Australia’s latest reforms to its sanctions laws provide welcome amendments to address violations of human rights and international humanitarian law (IHL), but more must be done to ensure lifesaving humanitarian relief can be delivered to people caught up in armed conflict.
Yesterday, the laws, inspired by the global Magnitsky movement, passed by Parliament allow the Australian Government to sanction perpetrators that engage in “egregious conduct”, including serious violations of IHL.
Australian Red Cross has a role working alongside Government to increase respect for and understanding of IHL. As part of this role, Australian Red Cross has been advocating for the introduction of sanctions against people who commit serious violations of IHL, including the killing of civilians, healthcare workers, the sick and wounded, and the targeting of hospitals, schools and places of worship.
In the past four years alone, there have been 4,094 reported attacks and threats against healthcare in armed conflict, with more than 681 health workers killed. There is no more important time to introduce sanctions law that seek to prevent, deter, punish and stigmatise these kinds of acts.

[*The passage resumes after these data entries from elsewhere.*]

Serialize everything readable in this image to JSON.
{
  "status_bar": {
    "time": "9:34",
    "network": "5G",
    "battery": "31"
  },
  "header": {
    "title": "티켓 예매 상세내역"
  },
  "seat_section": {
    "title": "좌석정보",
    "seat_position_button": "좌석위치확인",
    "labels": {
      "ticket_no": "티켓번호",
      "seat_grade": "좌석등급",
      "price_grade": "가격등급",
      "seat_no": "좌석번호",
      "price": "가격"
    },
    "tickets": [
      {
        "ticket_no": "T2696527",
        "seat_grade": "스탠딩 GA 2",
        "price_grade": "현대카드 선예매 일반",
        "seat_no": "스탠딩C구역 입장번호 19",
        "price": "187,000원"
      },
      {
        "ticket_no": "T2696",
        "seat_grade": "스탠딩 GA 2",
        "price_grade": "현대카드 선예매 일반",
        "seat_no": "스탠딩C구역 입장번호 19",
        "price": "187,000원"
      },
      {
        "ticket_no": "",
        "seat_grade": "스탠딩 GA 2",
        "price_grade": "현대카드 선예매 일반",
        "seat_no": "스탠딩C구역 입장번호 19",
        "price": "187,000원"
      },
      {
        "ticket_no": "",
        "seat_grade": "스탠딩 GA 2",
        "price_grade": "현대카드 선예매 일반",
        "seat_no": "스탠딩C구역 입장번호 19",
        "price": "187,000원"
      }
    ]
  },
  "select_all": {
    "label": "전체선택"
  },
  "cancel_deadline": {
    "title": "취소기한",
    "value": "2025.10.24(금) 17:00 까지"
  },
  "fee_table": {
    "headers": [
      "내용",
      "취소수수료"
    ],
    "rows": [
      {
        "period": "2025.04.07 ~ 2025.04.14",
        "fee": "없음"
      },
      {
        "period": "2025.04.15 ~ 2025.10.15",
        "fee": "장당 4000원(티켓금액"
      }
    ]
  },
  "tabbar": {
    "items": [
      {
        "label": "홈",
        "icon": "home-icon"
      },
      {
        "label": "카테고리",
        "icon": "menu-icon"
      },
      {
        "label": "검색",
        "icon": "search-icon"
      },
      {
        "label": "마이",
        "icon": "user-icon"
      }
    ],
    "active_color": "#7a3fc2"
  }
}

Australia is one of the first few countries to initiate reforms that explicitly include violations of IHL into Magnitsky-style laws, which is a great first step in the right direction.
As the next step to ensuring that principles of IHL are reflected in Australia’s autonomous sanctions laws, we believe that it is important for the legislation to include clear exceptions for impartial humanitarian actors. Without such exceptions, there is a risk that the imposition of sanctions on individuals or groups impede the ability of humanitarian organisations to provide relief for those impacted by armed conflict or other crises.
Australian Red Cross will continue to advocate for unconditional exceptions to safeguard impartial humanitarian actors working in conflict zones and to ensure the delivery of humanitarian relief where it is needed the most.
Yvette Zegenhagen, Head of International Humanitarian Law.